Being a little more significant, we know that Djokovic did so after saving two match points on Federer’s serve late in the fifth set.
Roger would have Won: Interesting fact given by Stanford Researchers
Using Artificial Intelligence software, the researchers at Stanford University recreated the incredible final. Recently, they came up with different possibilities and simulations based on the two players’ styles and strengths.
But the center of attraction is the one and only fact. One of the simulations showed what might have happened if Federer had hit his forehand a little differently on the first of his match points.
AI system recreates the match-point ‘unforced-error’ made by the Swiss off Djokovic’s return
The Wimbledon final between Roger Federer and Novak Djokovic was taken as an example which was used to illustrate the software developed by the researchers. This software basically helps creating stunningly realistic controllable graphics of tennis matches.
As he took the fight to the defending champion, Federer was in top form for most of the match. During the final too, the Swiss maestro was surprisingly the better returner. He won 15 more points against Djokovic’s serve than the Serb could against Federer’s. The Swiss was still able to muster two breaks of serve in the fifth. At 8-7 he even served for the match, where he historically never had a lot of success against Djokovic.
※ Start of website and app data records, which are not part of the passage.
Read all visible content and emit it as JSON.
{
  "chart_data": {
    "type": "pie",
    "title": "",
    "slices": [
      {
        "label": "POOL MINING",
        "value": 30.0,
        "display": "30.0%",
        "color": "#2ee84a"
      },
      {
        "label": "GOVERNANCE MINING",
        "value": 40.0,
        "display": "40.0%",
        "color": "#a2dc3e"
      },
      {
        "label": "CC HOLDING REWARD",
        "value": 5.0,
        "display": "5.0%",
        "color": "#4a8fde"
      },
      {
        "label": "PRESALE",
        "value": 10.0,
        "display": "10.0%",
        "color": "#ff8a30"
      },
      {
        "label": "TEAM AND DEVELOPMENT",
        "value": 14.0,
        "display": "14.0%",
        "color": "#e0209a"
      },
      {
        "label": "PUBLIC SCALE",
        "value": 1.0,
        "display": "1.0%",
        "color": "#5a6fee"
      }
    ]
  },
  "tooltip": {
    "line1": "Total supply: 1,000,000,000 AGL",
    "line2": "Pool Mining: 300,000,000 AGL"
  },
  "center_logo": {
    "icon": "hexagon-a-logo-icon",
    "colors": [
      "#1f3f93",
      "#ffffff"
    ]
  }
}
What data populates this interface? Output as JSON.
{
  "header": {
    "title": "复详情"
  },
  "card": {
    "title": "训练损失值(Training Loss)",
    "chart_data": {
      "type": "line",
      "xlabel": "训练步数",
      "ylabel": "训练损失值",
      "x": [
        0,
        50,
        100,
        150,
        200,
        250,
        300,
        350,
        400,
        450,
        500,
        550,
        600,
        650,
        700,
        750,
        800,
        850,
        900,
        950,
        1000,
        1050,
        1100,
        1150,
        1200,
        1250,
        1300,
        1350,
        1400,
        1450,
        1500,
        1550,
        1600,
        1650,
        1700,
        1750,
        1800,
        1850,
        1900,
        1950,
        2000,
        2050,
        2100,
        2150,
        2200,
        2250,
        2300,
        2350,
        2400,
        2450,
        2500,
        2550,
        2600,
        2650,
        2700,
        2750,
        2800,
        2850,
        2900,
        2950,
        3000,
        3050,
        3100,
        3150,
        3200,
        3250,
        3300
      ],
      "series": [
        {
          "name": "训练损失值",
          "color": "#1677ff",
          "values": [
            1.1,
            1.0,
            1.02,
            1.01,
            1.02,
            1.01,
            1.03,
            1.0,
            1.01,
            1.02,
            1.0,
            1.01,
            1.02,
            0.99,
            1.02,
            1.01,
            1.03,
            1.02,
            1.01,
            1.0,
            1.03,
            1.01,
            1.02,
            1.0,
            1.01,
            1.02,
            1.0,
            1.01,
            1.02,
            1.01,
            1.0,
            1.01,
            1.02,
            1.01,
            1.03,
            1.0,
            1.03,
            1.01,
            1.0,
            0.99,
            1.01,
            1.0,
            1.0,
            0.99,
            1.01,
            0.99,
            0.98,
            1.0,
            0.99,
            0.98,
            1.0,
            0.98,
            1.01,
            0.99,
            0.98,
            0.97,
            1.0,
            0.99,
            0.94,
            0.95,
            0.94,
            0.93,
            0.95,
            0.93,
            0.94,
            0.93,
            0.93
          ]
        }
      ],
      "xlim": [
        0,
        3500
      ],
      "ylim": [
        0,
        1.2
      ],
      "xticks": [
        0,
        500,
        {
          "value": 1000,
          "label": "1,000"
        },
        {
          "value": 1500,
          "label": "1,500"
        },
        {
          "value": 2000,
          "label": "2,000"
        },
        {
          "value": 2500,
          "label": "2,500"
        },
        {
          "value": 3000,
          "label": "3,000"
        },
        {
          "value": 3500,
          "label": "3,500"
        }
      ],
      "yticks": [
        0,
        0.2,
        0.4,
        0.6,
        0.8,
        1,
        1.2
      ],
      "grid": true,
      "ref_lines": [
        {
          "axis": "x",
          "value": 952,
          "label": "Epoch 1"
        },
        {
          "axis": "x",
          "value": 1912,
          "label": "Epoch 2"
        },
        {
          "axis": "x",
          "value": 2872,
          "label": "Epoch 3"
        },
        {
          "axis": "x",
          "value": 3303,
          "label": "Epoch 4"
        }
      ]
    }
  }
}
But two poor tiebreak performances took the match into a deciding set. The second match point was all Djokovic though. However, the 39-year-old had two match points at 40-15, that he gave away the first through an unforced error on his forehand.
And here the twist comes, the software developed at Stanford used the first match point. This showed how alternate possibilities for real-life exchanges can be visualized.
The visuals are supremely realistic, despite a few kinks sought out by keen eyes. Building a statistical model that calculated the responses of players in match-play situations, Stanford University researchers were able to develop the system.
The AI gives the user full functionality of the match function, However, the system also allows fans to use the performance history of various players to create fascinating scenarios – such as Roger Federer facing himself at Wimbledon.
Which means you can completely control the movement of players, and decide the shot-placement on any area of the court.